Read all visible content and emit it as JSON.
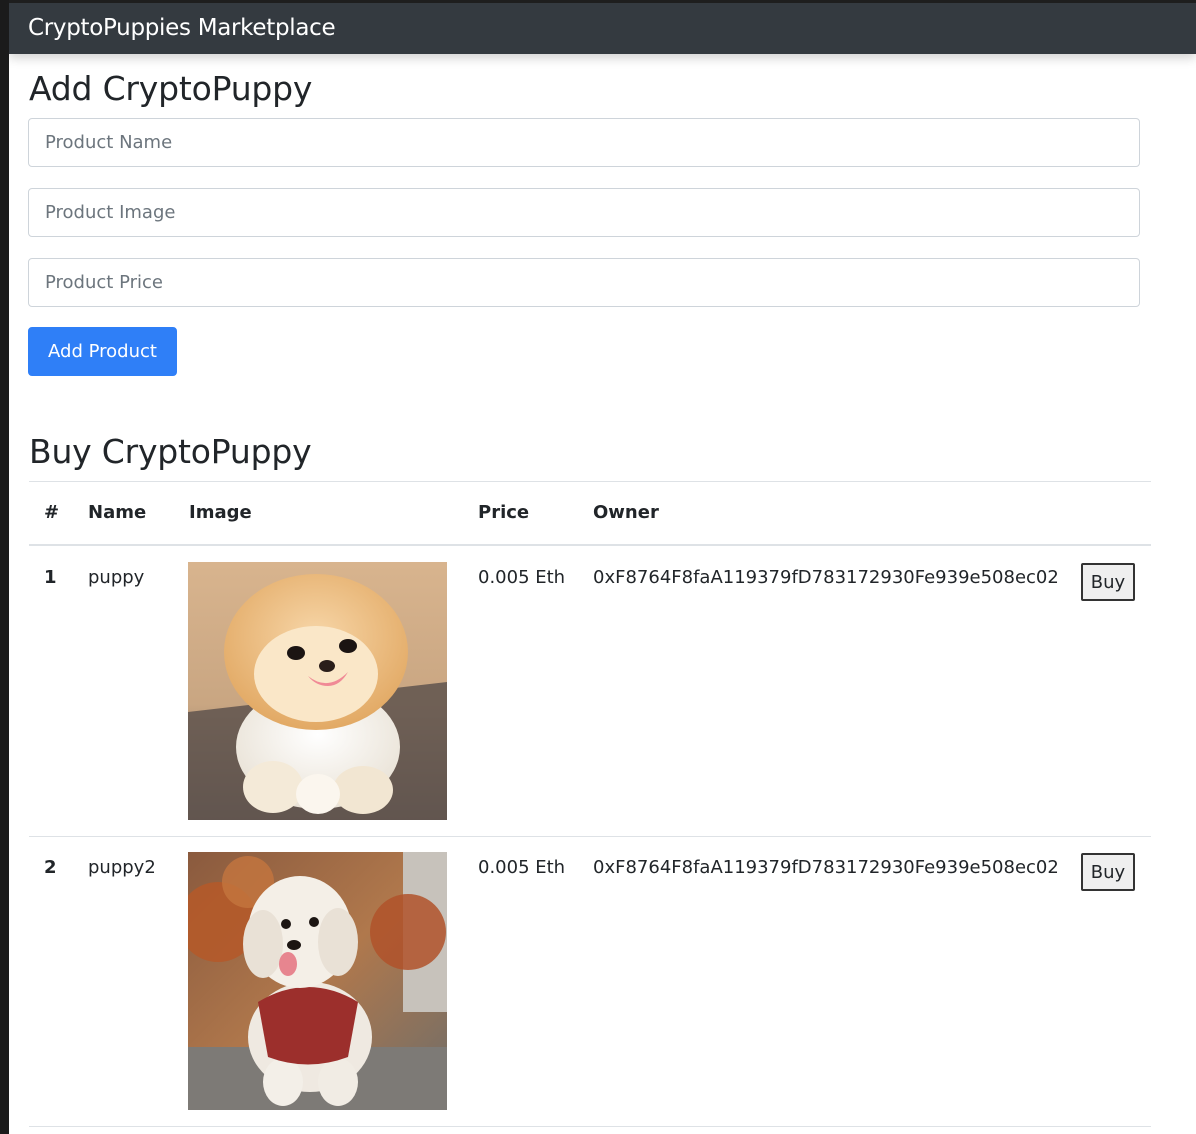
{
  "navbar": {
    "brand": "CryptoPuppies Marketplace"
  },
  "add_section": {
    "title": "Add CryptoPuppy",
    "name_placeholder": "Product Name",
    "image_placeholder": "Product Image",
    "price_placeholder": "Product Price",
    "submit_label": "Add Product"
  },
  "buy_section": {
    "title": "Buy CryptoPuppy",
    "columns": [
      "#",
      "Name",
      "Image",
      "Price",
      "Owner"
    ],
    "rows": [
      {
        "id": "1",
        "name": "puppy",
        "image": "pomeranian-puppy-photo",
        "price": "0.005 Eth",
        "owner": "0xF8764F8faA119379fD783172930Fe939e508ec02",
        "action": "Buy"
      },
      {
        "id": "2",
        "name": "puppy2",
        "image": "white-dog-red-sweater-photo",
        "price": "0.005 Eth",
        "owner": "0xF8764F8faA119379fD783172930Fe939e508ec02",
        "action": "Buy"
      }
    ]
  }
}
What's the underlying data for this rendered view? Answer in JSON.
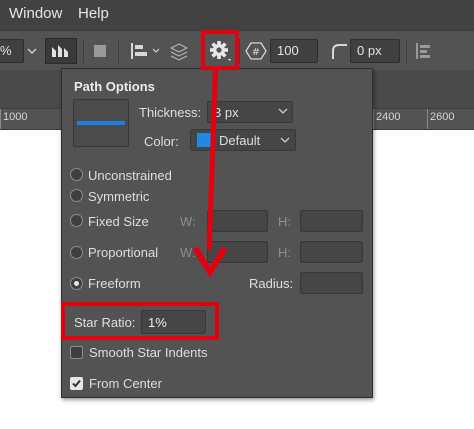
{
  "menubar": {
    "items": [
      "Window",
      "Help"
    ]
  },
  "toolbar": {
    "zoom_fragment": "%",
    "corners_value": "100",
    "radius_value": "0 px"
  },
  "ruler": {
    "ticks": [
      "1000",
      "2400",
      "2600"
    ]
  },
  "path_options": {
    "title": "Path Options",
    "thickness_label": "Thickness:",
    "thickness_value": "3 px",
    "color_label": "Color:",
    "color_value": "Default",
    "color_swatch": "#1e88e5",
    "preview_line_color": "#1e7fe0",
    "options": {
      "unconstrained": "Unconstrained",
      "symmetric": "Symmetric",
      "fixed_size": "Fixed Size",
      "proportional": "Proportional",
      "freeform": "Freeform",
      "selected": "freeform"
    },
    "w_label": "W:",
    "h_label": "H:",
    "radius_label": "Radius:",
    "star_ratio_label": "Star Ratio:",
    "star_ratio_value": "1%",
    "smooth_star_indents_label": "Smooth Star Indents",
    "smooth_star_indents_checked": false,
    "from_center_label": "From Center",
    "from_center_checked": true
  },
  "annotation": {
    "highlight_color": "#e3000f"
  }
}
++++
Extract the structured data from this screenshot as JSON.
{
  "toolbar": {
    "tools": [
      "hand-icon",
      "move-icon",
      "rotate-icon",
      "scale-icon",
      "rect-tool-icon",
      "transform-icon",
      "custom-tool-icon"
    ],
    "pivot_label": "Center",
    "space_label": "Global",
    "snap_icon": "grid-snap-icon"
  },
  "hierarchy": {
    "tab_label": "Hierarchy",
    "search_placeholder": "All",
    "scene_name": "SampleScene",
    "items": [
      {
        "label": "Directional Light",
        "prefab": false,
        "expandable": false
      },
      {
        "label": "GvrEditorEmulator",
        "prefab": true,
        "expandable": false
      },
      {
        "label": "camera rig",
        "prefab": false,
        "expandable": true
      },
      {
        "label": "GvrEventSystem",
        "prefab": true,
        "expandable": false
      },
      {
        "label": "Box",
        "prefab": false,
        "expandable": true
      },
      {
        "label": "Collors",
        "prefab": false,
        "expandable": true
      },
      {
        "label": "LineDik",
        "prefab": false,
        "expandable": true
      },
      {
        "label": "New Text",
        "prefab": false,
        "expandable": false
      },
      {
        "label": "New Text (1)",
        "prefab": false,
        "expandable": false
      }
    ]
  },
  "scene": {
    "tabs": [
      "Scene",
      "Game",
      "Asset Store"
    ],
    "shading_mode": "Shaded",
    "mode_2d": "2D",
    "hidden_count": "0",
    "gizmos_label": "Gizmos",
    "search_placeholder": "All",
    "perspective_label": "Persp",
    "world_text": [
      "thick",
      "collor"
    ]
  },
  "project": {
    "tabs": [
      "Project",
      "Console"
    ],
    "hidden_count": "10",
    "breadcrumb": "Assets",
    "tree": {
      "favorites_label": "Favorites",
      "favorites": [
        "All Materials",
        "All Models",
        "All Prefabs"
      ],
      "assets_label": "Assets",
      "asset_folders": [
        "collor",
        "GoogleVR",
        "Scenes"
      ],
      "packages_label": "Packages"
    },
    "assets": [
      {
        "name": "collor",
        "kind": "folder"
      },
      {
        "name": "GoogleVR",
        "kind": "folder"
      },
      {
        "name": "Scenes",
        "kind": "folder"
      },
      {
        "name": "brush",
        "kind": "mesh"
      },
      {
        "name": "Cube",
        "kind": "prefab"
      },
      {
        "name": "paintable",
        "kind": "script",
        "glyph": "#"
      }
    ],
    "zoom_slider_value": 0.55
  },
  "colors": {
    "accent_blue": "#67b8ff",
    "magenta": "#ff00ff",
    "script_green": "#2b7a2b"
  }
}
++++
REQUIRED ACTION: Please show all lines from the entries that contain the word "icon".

RESPONSE AREA:
      "hand-icon",
      "move-icon",
      "rotate-icon",
      "scale-icon",
      "rect-tool-icon",
      "transform-icon",
      "custom-tool-icon"
    "snap_icon": "grid-snap-icon"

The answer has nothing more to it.